VHT introduces a powerful, 2-channel amp and a simple, low-wattage amp

Brisbane, CA (June 28, 2009) — VHT is proud to announce the release two new tube amplifiers: the Lead 40, a powerful 2-channel all-tube amp perfect for both classic and modern overdriven tube tone, and the Classic 6, a simple, low-wattage amp with a big sound. Both amps have been carefully designed and tested in VHT’s Brisbane, CA workshop.

The Lead 40
The Lead 40 is a powerful 40-watt RMS 2-channel amp with separate Clean and Overdrive channels. It has reverb and a master volume. Both channels have a shared EQ. VHT engineers have carefully voiced both channels so that they can effectively share the EQ. When switching channels, the frequency response is unaffected, so no EQ adjustment should be required when channel switching.

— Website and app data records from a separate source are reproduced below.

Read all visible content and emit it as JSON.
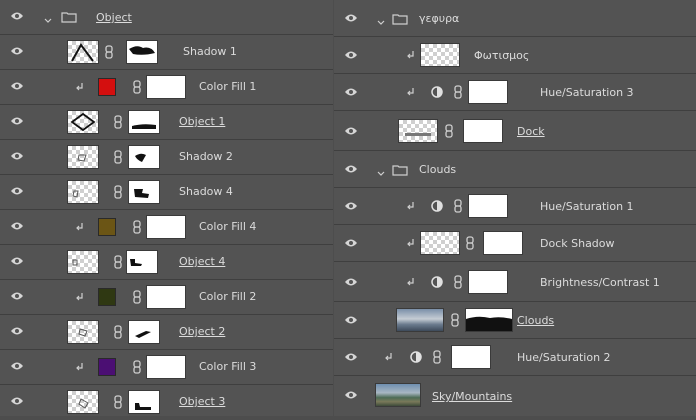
{
  "left_panel": {
    "layers": [
      {
        "name": "Object",
        "kind": "group",
        "underline": true
      },
      {
        "name": "Shadow 1",
        "kind": "layer_mask",
        "thumb": "diamond-dark"
      },
      {
        "name": "Color Fill 1",
        "kind": "fill",
        "color": "#d40f0f"
      },
      {
        "name": "Object 1",
        "kind": "layer_mask",
        "thumb": "diamond",
        "underline": true
      },
      {
        "name": "Shadow 2",
        "kind": "layer_mask",
        "thumb": "small"
      },
      {
        "name": "Shadow 4",
        "kind": "layer_mask",
        "thumb": "small"
      },
      {
        "name": "Color Fill 4",
        "kind": "fill",
        "color": "#6b5515"
      },
      {
        "name": "Object 4",
        "kind": "layer_mask",
        "thumb": "small",
        "underline": true
      },
      {
        "name": "Color Fill 2",
        "kind": "fill",
        "color": "#2f3812"
      },
      {
        "name": "Object 2",
        "kind": "layer_mask",
        "thumb": "small",
        "underline": true
      },
      {
        "name": "Color Fill 3",
        "kind": "fill",
        "color": "#4b0f73"
      },
      {
        "name": "Object 3",
        "kind": "layer_mask",
        "thumb": "small",
        "underline": true
      }
    ]
  },
  "right_panel": {
    "layers": [
      {
        "name": "γεφυρα",
        "kind": "group"
      },
      {
        "name": "Φωτισμος",
        "kind": "clipped_pixel"
      },
      {
        "name": "Hue/Saturation 3",
        "kind": "adjustment"
      },
      {
        "name": "Dock",
        "kind": "layer_mask",
        "underline": true
      },
      {
        "name": "Clouds",
        "kind": "group"
      },
      {
        "name": "Hue/Saturation 1",
        "kind": "adjustment"
      },
      {
        "name": "Dock Shadow",
        "kind": "clipped_pixel_mask"
      },
      {
        "name": "Brightness/Contrast 1",
        "kind": "adjustment"
      },
      {
        "name": "Clouds",
        "kind": "image_mask",
        "underline": true
      },
      {
        "name": "Hue/Saturation 2",
        "kind": "adjustment"
      },
      {
        "name": "Sky/Mountains",
        "kind": "image",
        "underline": true
      }
    ]
  },
  "icons": {
    "visibility": "eye-icon",
    "group": "folder-icon",
    "expand": "chevron-down-icon",
    "link": "chain-link-icon",
    "clip": "clipping-arrow-icon",
    "adjustment": "half-circle-icon"
  },
  "colors": {
    "panel_bg": "#535353",
    "divider": "#3f3f3f",
    "text": "#dcdcdc"
  }
}
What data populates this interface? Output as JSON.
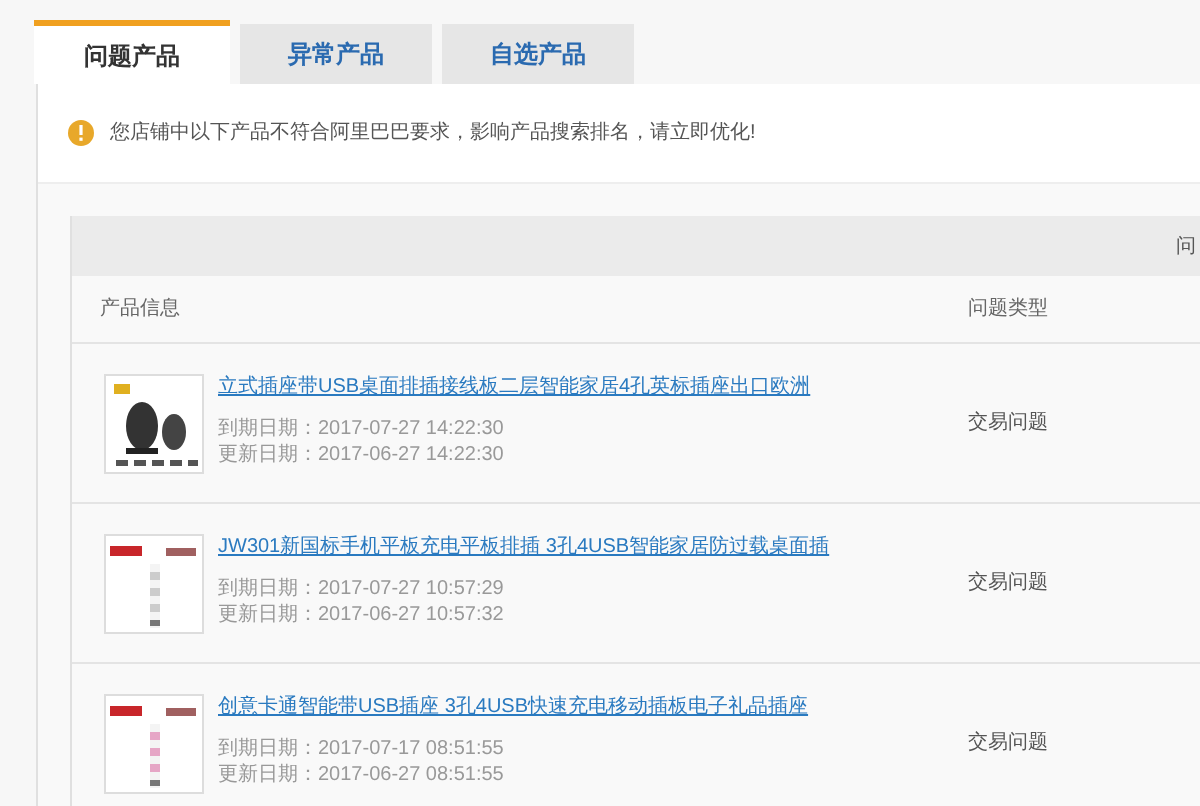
{
  "tabs": [
    {
      "label": "问题产品",
      "selected": true
    },
    {
      "label": "异常产品",
      "selected": false
    },
    {
      "label": "自选产品",
      "selected": false
    }
  ],
  "notice": "您店铺中以下产品不符合阿里巴巴要求，影响产品搜索排名，请立即优化!",
  "table": {
    "top_header": "问",
    "columns": [
      "产品信息",
      "问题类型"
    ],
    "rows": [
      {
        "title": "立式插座带USB桌面排插接线板二层智能家居4孔英标插座出口欧洲",
        "expire": "到期日期：2017-07-27  14:22:30",
        "updated": "更新日期：2017-06-27  14:22:30",
        "issue": "交易问题"
      },
      {
        "title": "JW301新国标手机平板充电平板排插 3孔4USB智能家居防过载桌面插",
        "expire": "到期日期：2017-07-27  10:57:29",
        "updated": "更新日期：2017-06-27  10:57:32",
        "issue": "交易问题"
      },
      {
        "title": "创意卡通智能带USB插座 3孔4USB快速充电移动插板电子礼品插座",
        "expire": "到期日期：2017-07-17  08:51:55",
        "updated": "更新日期：2017-06-27  08:51:55",
        "issue": "交易问题"
      }
    ]
  }
}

The VHT Lead 40 is based around the same design as VHT’s Lead 20, with double the tubes, providing 40 watts RMS from four EL84 tubes. The cabinet is fitted with one 12” Celestion G12H30 speaker and one 12” VHT Special Design speaker, deliberately chosen for their complementary sound. The Celestion’s great midrange sound fits perfectly with the VHT speaker, which has been specially designed to reinforce the highs and lows of the amp. An 11-ply birch plywood cabinet covered in classic black tolex houses the chassis and speaker.

The VHT Lead 40 is a loud, great sounding, versatile amp. The Clean channel stays crystalline until it is turned all the way up, when it starts to color the sound with a little grit. The Overdrive channel picks up where the Clean leaves off, allowing for a highly overdriven, crunchy sound perfect for today’s modern rock music.

The VHT Lead 40 lists for $1699.99 and is available now.

Classic 6
The design of the Classic 6 was inspired by stories of famous records that were recorded with a low-wattage single-ended amp that sounded gigantic. The Classic 6 is designed for players who want a sound that they can make their own. With this in mind, VHT designed the Classic 6 with a 12” VHT Special Design speaker. The VHT engineers based the design on the assumption that 12” speakers are easiest to find, which allows for a broad range of customization options to reflect the player’s personal taste, though the company says the amp sounds great with the stock speaker. The signal path is uncluttered and simple, and the output transformer was designed so that the amp could be turned up loudly without getting fried.

The Classic 6 has two controls, Volume and Tone, and has both high and low inputs. The preamp is a single 12AX7 tube, and the power amp is a 6V6. It’s really a sweet sounding, versatile amp. If you don’t drive it much, it sounds like a classic American-style tube amp, but if you crank it, it starts to break up like an old-school British amp.

The tone control is also simple. It’s basically a high-frequency cut, so when players open up the tone all of the way, the amp produces a lot of harmonics, and players can use the tone control to carefully adjust for the harmonics they want. This amp is as simple and straightforward as possible, so players can get as much out of their guitar as possible, and it can be used comfortably and effectively for recording, practice or small gigs.

The VHT Classic 6 was specifically designed with simplicity in mind, for players who just want to plug in and sound great. It’s an amp that allows players to get the most out of their amp to enhance their individual sound. The Classic 6 lists for $549.99.

For more information:
vhtamp.com

Multiple modulation modes and malleable voices cement a venerable pedal’s classic status.

Huge range of mellow to immersive modulation sounds. Easy to use. Stereo output. Useful input gain control.

Can sound thin compared to many analog chorus and flange classics.

$149

TC Electronic SCF Gold
tcelectronic.com

4.5
4
4.5
5

When you consider stompboxes that have achieved ubiquity and longevity, images of Tube Screamers, Big Muffs, or Boss’ DD series delays probably flash before your eyes. It’s less likely that TC Electronic’s Stereo Chorus Flanger comes to mind. But when you consider that its fundamental architecture has remained essentially unchanged since 1976 and that it has consistently satisfied persnickety tone hounds like Eric Johnson, it’s hard to not be dazzled by its staying power—or wonder what makes it such an indispensable staple for so many players.

Read More Show less

While Monolord has no shortage of the dark and heavy, guitarist and vocalist Thomas V Jäger comes at it from a perspective more common to pop songsmiths.

Photo by Chad Kelco

Melodies, hooks, clean tones, and no guitar solos. Are we sure this Elliott Smith fan fronts a doom-metal band? (We’re sure!)

Legend has it the name Monolord refers to a friend of the band with the same moniker who lost hearing in his left ear, and later said it didn’t matter if the band recorded anything in stereo, because he could not hear it anyway. It’s a funny, though slightly tragic, bit of backstory, but that handle is befitting in yet another, perhaps even more profound, way. Doom and stoner metal are arguably the torch-bearing subgenres for hard rock guitar players, and if any band seems to hold the keys to the castle at this moment, it’s Monolord.

Read More Show less
x